What sort of exercises do you do?
There are many different types of exercises incorporated into FIT, and which you will concentrate on depends on your needs. However, because exercises are designed to train and develop muscles that make it easier to do everyday activities many of them involve weight resistance, such as lifting kettlebells or moving with dumbbells, for example. Many of the exercises use training balls too, as the unstable surface means you have to use deep core muscles to maintain balance. Resistance machines are rarely used for functional intense training because their patterns are fixed and unnatural. They also tend to only focus on one muscle group at a time rather than engaging the stabilizers and peripheral muscles.
How can FIT improve performance?
If designed properly, a functional intense training program will increase your muscular endurance and sport specific strength, while increasing not only your flexibility but also your agility. With functional training you are doing exercises that involve multi joint movements of the body and core and making your body work as a whole rather than in separate muscle groups. This is how the body was designed to function.
What other benefits are there?
You can develop better awareness of your body and greater control over it. You also improve both your balance and posture so it is less likely that you will strain or injure yourself in the future. In addition, functionally trained muscles make for a great foundation if you are looking to do some more traditional strength training or want to build up other muscles in your body.
How often should I do this type of training?
If you are an athlete looking to improve your performance, regular functional intense training is essential, especially if your sport is seasonal and you want to keep your strength up. For most people the combination of cardio and strength training is a great workout to do regularly and working with a trainer can really help personalize the training experience.
Can functional intense training help me lose weight?
While functional training is not aimed specifically at weight loss, the cardio aspects help burn off calories.
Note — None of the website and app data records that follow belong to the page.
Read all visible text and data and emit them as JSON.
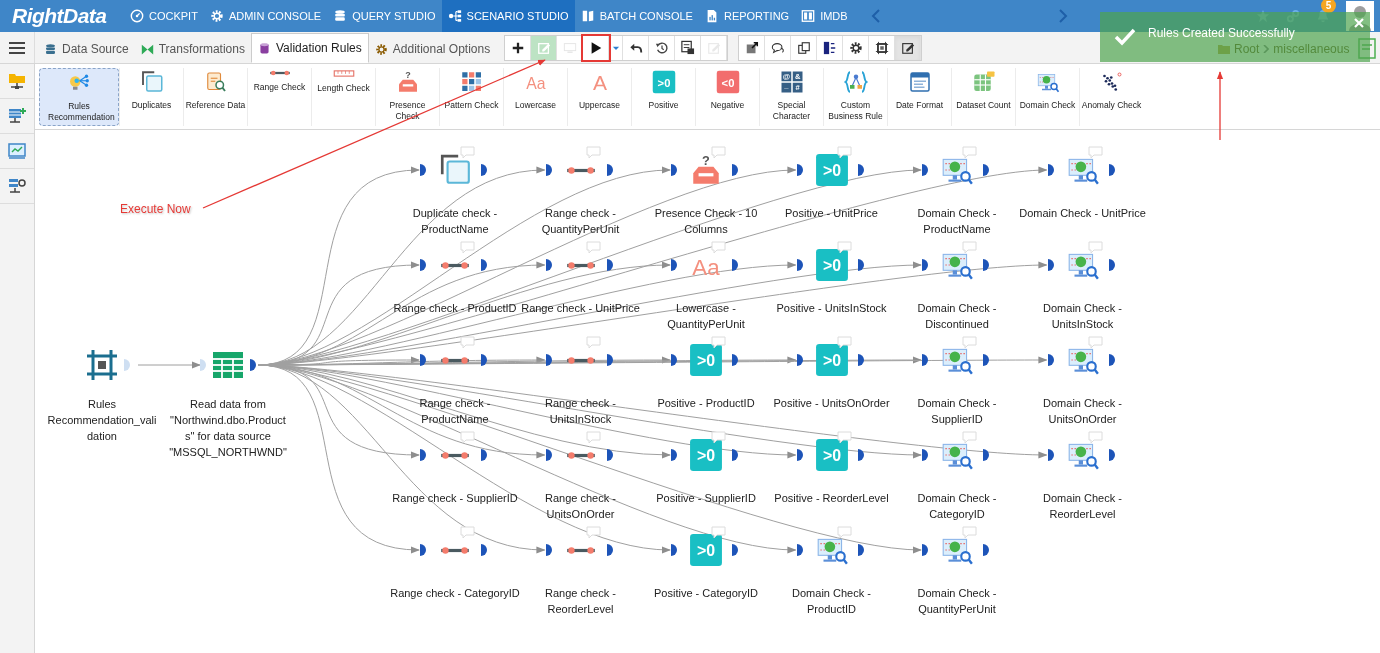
{
  "nav": {
    "logo": "RightData",
    "items": [
      {
        "label": "COCKPIT",
        "kind": "gauge",
        "selected": false
      },
      {
        "label": "ADMIN CONSOLE",
        "kind": "gear",
        "selected": false
      },
      {
        "label": "QUERY STUDIO",
        "kind": "database",
        "selected": false
      },
      {
        "label": "SCENARIO STUDIO",
        "kind": "flow",
        "selected": true
      },
      {
        "label": "BATCH CONSOLE",
        "kind": "book",
        "selected": false
      },
      {
        "label": "REPORTING",
        "kind": "report",
        "selected": false
      },
      {
        "label": "IMDB",
        "kind": "columns",
        "selected": false
      }
    ],
    "notification_count": "5"
  },
  "tabs": [
    {
      "label": "Data Source",
      "kind": "database",
      "selected": false
    },
    {
      "label": "Transformations",
      "kind": "bowtie",
      "selected": false
    },
    {
      "label": "Validation Rules",
      "kind": "cylinder",
      "selected": true
    },
    {
      "label": "Additional Options",
      "kind": "gear",
      "selected": false
    }
  ],
  "toolbar_groups": [
    [
      {
        "kind": "plus",
        "disabled": false,
        "highlighted": false,
        "pressed": false
      },
      {
        "kind": "edit-green",
        "disabled": true,
        "highlighted": false,
        "pressed": false
      },
      {
        "kind": "monitor",
        "disabled": true,
        "highlighted": false,
        "pressed": false
      },
      {
        "kind": "play",
        "disabled": false,
        "highlighted": true,
        "pressed": false
      },
      {
        "kind": "caret",
        "disabled": false,
        "highlighted": false,
        "pressed": false
      },
      {
        "kind": "undo",
        "disabled": false,
        "highlighted": false,
        "pressed": false
      },
      {
        "kind": "history",
        "disabled": false,
        "highlighted": false,
        "pressed": false
      },
      {
        "kind": "report",
        "disabled": false,
        "highlighted": false,
        "pressed": false
      },
      {
        "kind": "edit",
        "disabled": true,
        "highlighted": false,
        "pressed": false
      }
    ],
    [
      {
        "kind": "expand",
        "disabled": false,
        "highlighted": false,
        "pressed": false
      },
      {
        "kind": "chat",
        "disabled": false,
        "highlighted": false,
        "pressed": false
      },
      {
        "kind": "copy",
        "disabled": false,
        "highlighted": false,
        "pressed": false
      },
      {
        "kind": "tree",
        "disabled": false,
        "highlighted": false,
        "pressed": false
      },
      {
        "kind": "gear",
        "disabled": false,
        "highlighted": false,
        "pressed": false
      },
      {
        "kind": "frame",
        "disabled": false,
        "highlighted": false,
        "pressed": false
      },
      {
        "kind": "edit",
        "disabled": false,
        "highlighted": false,
        "pressed": true
      }
    ]
  ],
  "breadcrumb": [
    "Root",
    "miscellaneous"
  ],
  "toast": {
    "message": "Rules Created Successfully"
  },
  "palette": [
    {
      "label": "Rules Recommendation",
      "kind": "recommendation",
      "selected": true
    },
    {
      "label": "Duplicates",
      "kind": "duplicates",
      "selected": false
    },
    {
      "label": "Reference Data",
      "kind": "reference",
      "selected": false
    },
    {
      "label": "Range Check",
      "kind": "range",
      "selected": false
    },
    {
      "label": "Length Check",
      "kind": "length",
      "selected": false
    },
    {
      "label": "Presence Check",
      "kind": "presence",
      "glyph": "?",
      "selected": false
    },
    {
      "label": "Pattern Check",
      "kind": "pattern",
      "selected": false
    },
    {
      "label": "Lowercase",
      "kind": "lowercase",
      "glyph": "Aa",
      "selected": false
    },
    {
      "label": "Uppercase",
      "kind": "uppercase",
      "glyph": "A",
      "selected": false
    },
    {
      "label": "Positive",
      "kind": "positive",
      "glyph": ">0",
      "selected": false
    },
    {
      "label": "Negative",
      "kind": "negative",
      "glyph": "<0",
      "selected": false
    },
    {
      "label": "Special Character",
      "kind": "special",
      "glyph": [
        "@",
        "&",
        "_",
        "#"
      ],
      "selected": false
    },
    {
      "label": "Custom Business Rule",
      "kind": "custom",
      "selected": false
    },
    {
      "label": "Date Format",
      "kind": "date",
      "selected": false
    },
    {
      "label": "Dataset Count",
      "kind": "count",
      "selected": false
    },
    {
      "label": "Domain Check",
      "kind": "domain",
      "selected": false
    },
    {
      "label": "Anomaly Check",
      "kind": "anomaly",
      "selected": false
    }
  ],
  "annotation": {
    "text": "Execute Now"
  },
  "source_nodes": [
    {
      "label": "Rules Recommendation_validation",
      "kind": "frame"
    },
    {
      "label": "Read data from \"Northwind.dbo.Products\" for data source \"MSSQL_NORTHWND\"",
      "kind": "table"
    }
  ],
  "rule_rows": [
    [
      {
        "label": "Duplicate check - ProductName",
        "kind": "duplicates"
      },
      {
        "label": "Range check - QuantityPerUnit",
        "kind": "range"
      },
      {
        "label": "Presence Check - 10 Columns",
        "kind": "presence",
        "glyph": "?"
      },
      {
        "label": "Positive - UnitPrice",
        "kind": "positive",
        "glyph": ">0"
      },
      {
        "label": "Domain Check - ProductName",
        "kind": "domain"
      },
      {
        "label": "Domain Check - UnitPrice",
        "kind": "domain"
      }
    ],
    [
      {
        "label": "Range check - ProductID",
        "kind": "range"
      },
      {
        "label": "Range check - UnitPrice",
        "kind": "range"
      },
      {
        "label": "Lowercase - QuantityPerUnit",
        "kind": "lowercase",
        "glyph": "Aa"
      },
      {
        "label": "Positive - UnitsInStock",
        "kind": "positive",
        "glyph": ">0"
      },
      {
        "label": "Domain Check - Discontinued",
        "kind": "domain"
      },
      {
        "label": "Domain Check - UnitsInStock",
        "kind": "domain"
      }
    ],
    [
      {
        "label": "Range check - ProductName",
        "kind": "range"
      },
      {
        "label": "Range check - UnitsInStock",
        "kind": "range"
      },
      {
        "label": "Positive - ProductID",
        "kind": "positive",
        "glyph": ">0"
      },
      {
        "label": "Positive - UnitsOnOrder",
        "kind": "positive",
        "glyph": ">0"
      },
      {
        "label": "Domain Check - SupplierID",
        "kind": "domain"
      },
      {
        "label": "Domain Check - UnitsOnOrder",
        "kind": "domain"
      }
    ],
    [
      {
        "label": "Range check - SupplierID",
        "kind": "range"
      },
      {
        "label": "Range check - UnitsOnOrder",
        "kind": "range"
      },
      {
        "label": "Positive - SupplierID",
        "kind": "positive",
        "glyph": ">0"
      },
      {
        "label": "Positive - ReorderLevel",
        "kind": "positive",
        "glyph": ">0"
      },
      {
        "label": "Domain Check - CategoryID",
        "kind": "domain"
      },
      {
        "label": "Domain Check - ReorderLevel",
        "kind": "domain"
      }
    ],
    [
      {
        "label": "Range check - CategoryID",
        "kind": "range"
      },
      {
        "label": "Range check - ReorderLevel",
        "kind": "range"
      },
      {
        "label": "Positive - CategoryID",
        "kind": "positive",
        "glyph": ">0"
      },
      {
        "label": "Domain Check - ProductID",
        "kind": "domain"
      },
      {
        "label": "Domain Check - QuantityPerUnit",
        "kind": "domain"
      }
    ]
  ]
}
While functional training is less high-energy and based around movement and flexibility, FIT ups the ante with a more exhilarating, pumping workout with an increased intensity. Here you are using the same everyday movements as you would in functional training but add heavier weights, more reps and work at a faster pace to really kick things up a gear.
Whatever type of sport you are into or however you choose to keep fit, be it soccer in the park, a daily run or a spinning session in the gym, you will enjoy more rounded health if you incorporate some functional intense training into your exercise plan to tone and strengthen, as well as burn calories and be as flexible as possible.